((
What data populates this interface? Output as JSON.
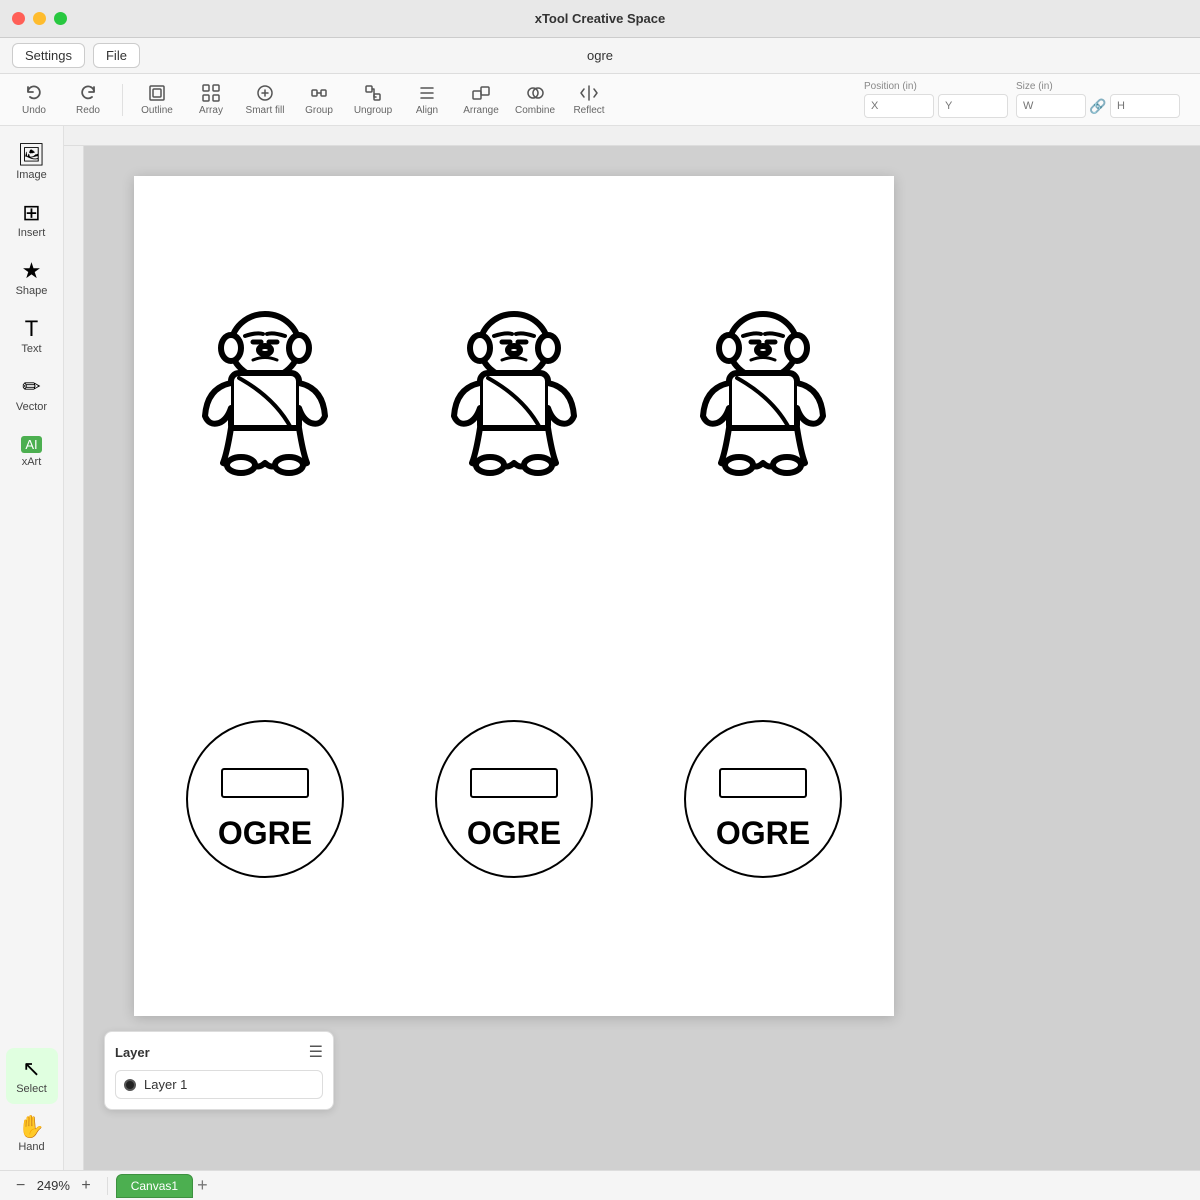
{
  "app": {
    "title": "xTool Creative Space",
    "window_title": "ogre"
  },
  "titlebar": {
    "close": "close",
    "minimize": "minimize",
    "maximize": "maximize"
  },
  "menubar": {
    "settings_label": "Settings",
    "file_label": "File",
    "doc_title": "ogre"
  },
  "toolbar": {
    "undo_label": "Undo",
    "redo_label": "Redo",
    "outline_label": "Outline",
    "array_label": "Array",
    "smart_fill_label": "Smart fill",
    "group_label": "Group",
    "ungroup_label": "Ungroup",
    "align_label": "Align",
    "arrange_label": "Arrange",
    "combine_label": "Combine",
    "reflect_label": "Reflect",
    "position_label": "Position (in)",
    "size_label": "Size (in)",
    "x_placeholder": "X",
    "y_placeholder": "Y",
    "w_placeholder": "W",
    "h_placeholder": "H"
  },
  "sidebar": {
    "image_label": "Image",
    "insert_label": "Insert",
    "shape_label": "Shape",
    "text_label": "Text",
    "vector_label": "Vector",
    "xart_label": "xArt",
    "select_label": "Select",
    "hand_label": "Hand"
  },
  "canvas": {
    "ogre_text": "OGRE",
    "zoom_value": "249%",
    "canvas_tab": "Canvas1"
  },
  "layer_panel": {
    "title": "Layer",
    "layer1_name": "Layer 1"
  }
}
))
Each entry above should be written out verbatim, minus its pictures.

- _Exercise solution_
What data populates this interface? Output as JSON.
{
  "app": {
    "title": "xTool Creative Space",
    "window_title": "ogre"
  },
  "titlebar": {
    "close": "close",
    "minimize": "minimize",
    "maximize": "maximize"
  },
  "menubar": {
    "settings_label": "Settings",
    "file_label": "File",
    "doc_title": "ogre"
  },
  "toolbar": {
    "undo_label": "Undo",
    "redo_label": "Redo",
    "outline_label": "Outline",
    "array_label": "Array",
    "smart_fill_label": "Smart fill",
    "group_label": "Group",
    "ungroup_label": "Ungroup",
    "align_label": "Align",
    "arrange_label": "Arrange",
    "combine_label": "Combine",
    "reflect_label": "Reflect",
    "position_label": "Position (in)",
    "size_label": "Size (in)",
    "x_placeholder": "X",
    "y_placeholder": "Y",
    "w_placeholder": "W",
    "h_placeholder": "H"
  },
  "sidebar": {
    "image_label": "Image",
    "insert_label": "Insert",
    "shape_label": "Shape",
    "text_label": "Text",
    "vector_label": "Vector",
    "xart_label": "xArt",
    "select_label": "Select",
    "hand_label": "Hand"
  },
  "canvas": {
    "ogre_text": "OGRE",
    "zoom_value": "249%",
    "canvas_tab": "Canvas1"
  },
  "layer_panel": {
    "title": "Layer",
    "layer1_name": "Layer 1"
  }
}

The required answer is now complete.